This is when your best friend dies.
EJ: Yeah. And then we're 16 people, the only people left, and then that's when I arrived in Waat, exhausted. And Waat was not the destiny we wanted to go, but we ended up in Waat and that's where I met Emma McCune.
When do you first hear recorded music on a regular basis? When do you first hear American music on a regular basis?
EJ: The music that I used to hear was Bob Marley, but I didn't understand the English. But the commanders used to play "Buffalo Soldier." [Here Emmanuel sings a bit of "Buffalo Soldier."]
So you're still a pre-teen. You're not even 10 years old.
EJ: I start 7--7, 8, 9--and then I would hear "Get Up Stand Up" [He sings again.] So like those are the commanders who listened to those kind of music. Then some Arab music.
You recorded with (north Sudanese musician) Abdel Galir Salim, and it's missing the Jamaican influence that's present in your solo work. Is the difference that he's traditional and you're modern? That he's Muslim and you're Christian? Or is the difference simply based on north versus south Sudan?
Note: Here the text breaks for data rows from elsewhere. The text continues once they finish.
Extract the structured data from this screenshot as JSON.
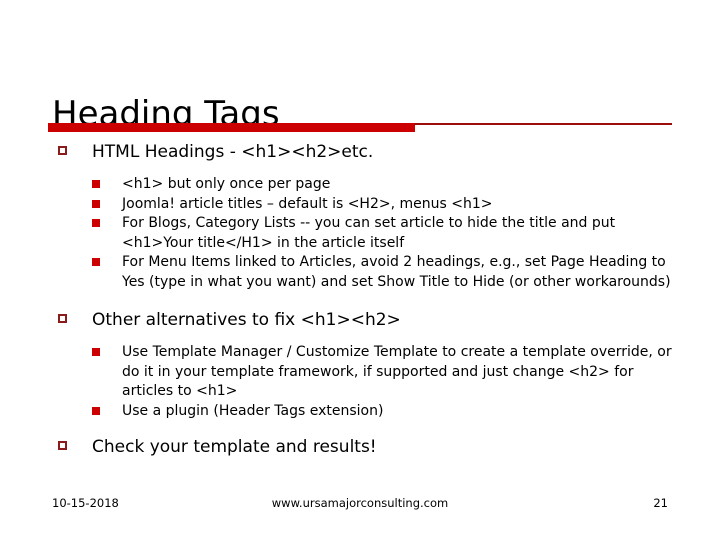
{
  "slide": {
    "title": "Heading Tags",
    "accent_color": "#cc0000",
    "accent_dark_color": "#8b1a1a",
    "background_color": "#ffffff",
    "text_color": "#000000"
  },
  "content": {
    "bullets": [
      {
        "level": 1,
        "text": "HTML Headings - <h1><h2>etc.",
        "bullet_glyph": "hollow-square"
      },
      {
        "level": 2,
        "text": "<h1> but only once per page",
        "bullet_glyph": "filled-square"
      },
      {
        "level": 2,
        "text": "Joomla! article titles – default is <H2>, menus <h1>",
        "bullet_glyph": "filled-square"
      },
      {
        "level": 2,
        "text": "For Blogs, Category Lists -- you can set article to hide the title and put",
        "continuation": "<h1>Your title</H1> in the article itself",
        "bullet_glyph": "filled-square"
      },
      {
        "level": 2,
        "text": "For Menu Items linked to Articles, avoid 2 headings, e.g., set Page Heading to Yes (type in what you want) and set Show Title to Hide (or other workarounds)",
        "bullet_glyph": "filled-square"
      },
      {
        "level": 1,
        "text": "Other alternatives to fix <h1><h2>",
        "bullet_glyph": "hollow-square"
      },
      {
        "level": 2,
        "text": "Use Template Manager / Customize Template to create a template override, or do it in your template framework, if supported and just change <h2> for articles to <h1>",
        "bullet_glyph": "filled-square"
      },
      {
        "level": 2,
        "text": "Use a plugin (Header Tags extension)",
        "bullet_glyph": "filled-square"
      },
      {
        "level": 1,
        "text": "Check your template and results!",
        "bullet_glyph": "hollow-square"
      }
    ]
  },
  "footer": {
    "date": "10-15-2018",
    "url": "www.ursamajorconsulting.com",
    "page_number": "21"
  }
}
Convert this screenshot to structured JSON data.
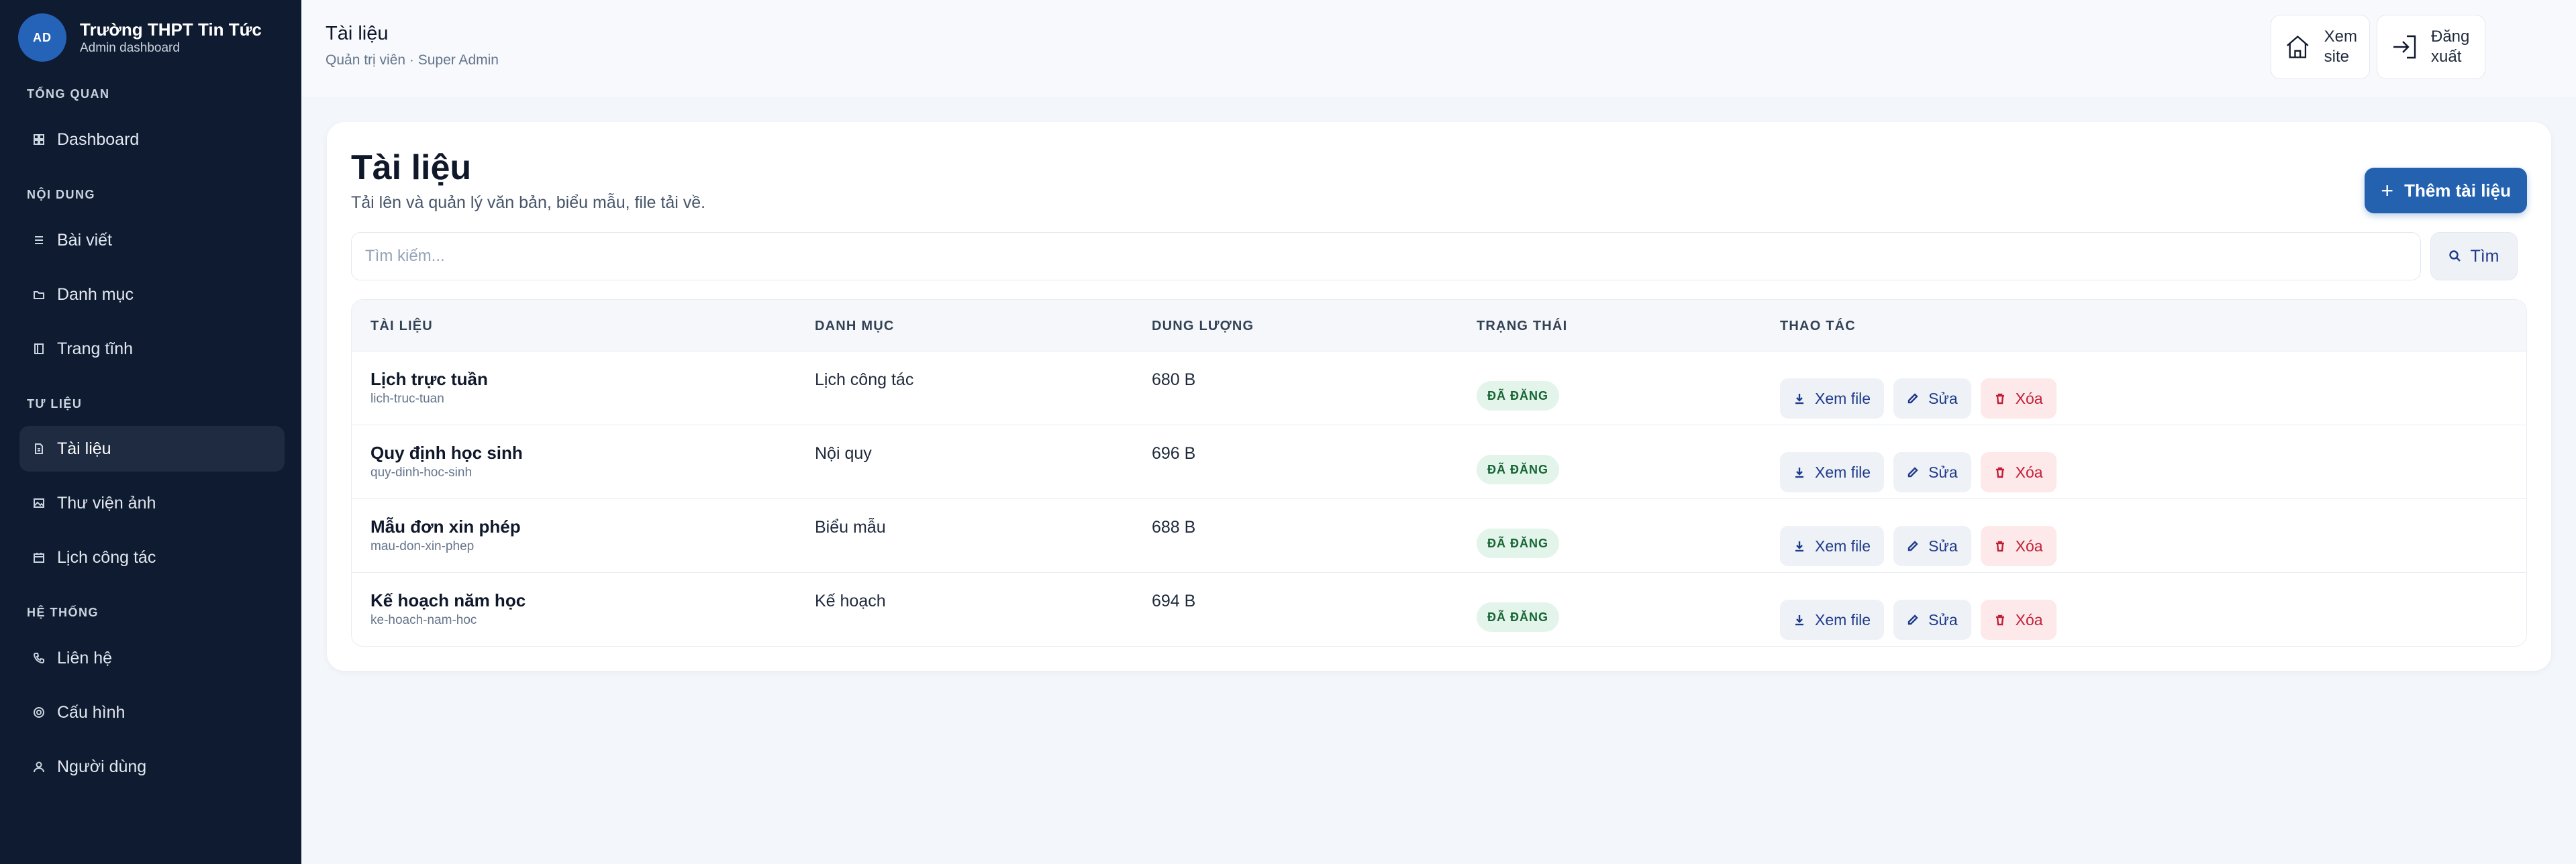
{
  "brand": {
    "avatar": "AD",
    "title": "Trường THPT Tin Tức",
    "subtitle": "Admin dashboard"
  },
  "sidebar": {
    "sections": [
      {
        "label": "TỔNG QUAN",
        "items": [
          {
            "label": "Dashboard",
            "icon": "dashboard-icon"
          }
        ]
      },
      {
        "label": "NỘI DUNG",
        "items": [
          {
            "label": "Bài viết",
            "icon": "list-icon"
          },
          {
            "label": "Danh mục",
            "icon": "folder-icon"
          },
          {
            "label": "Trang tĩnh",
            "icon": "page-icon"
          }
        ]
      },
      {
        "label": "TƯ LIỆU",
        "items": [
          {
            "label": "Tài liệu",
            "icon": "document-icon",
            "active": true
          },
          {
            "label": "Thư viện ảnh",
            "icon": "image-icon"
          },
          {
            "label": "Lịch công tác",
            "icon": "calendar-icon"
          }
        ]
      },
      {
        "label": "HỆ THỐNG",
        "items": [
          {
            "label": "Liên hệ",
            "icon": "phone-icon"
          },
          {
            "label": "Cấu hình",
            "icon": "gear-icon"
          },
          {
            "label": "Người dùng",
            "icon": "user-icon"
          }
        ]
      }
    ]
  },
  "header": {
    "title": "Tài liệu",
    "subtitle": "Quản trị viên · Super Admin",
    "view_site_line1": "Xem",
    "view_site_line2": "site",
    "logout_line1": "Đăng",
    "logout_line2": "xuất"
  },
  "main": {
    "title": "Tài liệu",
    "subtitle": "Tải lên và quản lý văn bản, biểu mẫu, file tải về.",
    "add_button": "Thêm tài liệu",
    "search_placeholder": "Tìm kiếm...",
    "search_button": "Tìm",
    "columns": [
      "TÀI LIỆU",
      "DANH MỤC",
      "DUNG LƯỢNG",
      "TRẠNG THÁI",
      "THAO TÁC"
    ],
    "rows": [
      {
        "title": "Lịch trực tuần",
        "slug": "lich-truc-tuan",
        "category": "Lịch công tác",
        "size": "680 B",
        "status": "ĐÃ ĐĂNG"
      },
      {
        "title": "Quy định học sinh",
        "slug": "quy-dinh-hoc-sinh",
        "category": "Nội quy",
        "size": "696 B",
        "status": "ĐÃ ĐĂNG"
      },
      {
        "title": "Mẫu đơn xin phép",
        "slug": "mau-don-xin-phep",
        "category": "Biểu mẫu",
        "size": "688 B",
        "status": "ĐÃ ĐĂNG"
      },
      {
        "title": "Kế hoạch năm học",
        "slug": "ke-hoach-nam-hoc",
        "category": "Kế hoạch",
        "size": "694 B",
        "status": "ĐÃ ĐĂNG"
      }
    ],
    "actions": {
      "view": "Xem file",
      "edit": "Sửa",
      "delete": "Xóa"
    }
  },
  "colors": {
    "sidebar_bg": "#0f1b30",
    "accent": "#2462b0",
    "success_badge": "#e3f4ea",
    "danger": "#c21f36"
  }
}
EJ: If you actually go, properly, to Africa, because let me tell you, there's one place with music that is endless is Africa. Go to any village in Africa. Record it. Tell them to sing. Tell them, 'Sing for me a different song of different moods.' Go with your guitar and your cable. You'll end up either with reggae beats. You'll end up either with blues. You'll either end up with soul. You'll end up with dancing music, jungle music. Like that's how it is. But the Jamaicans, it's in the black peoples' genes, that when they're in pain they create music.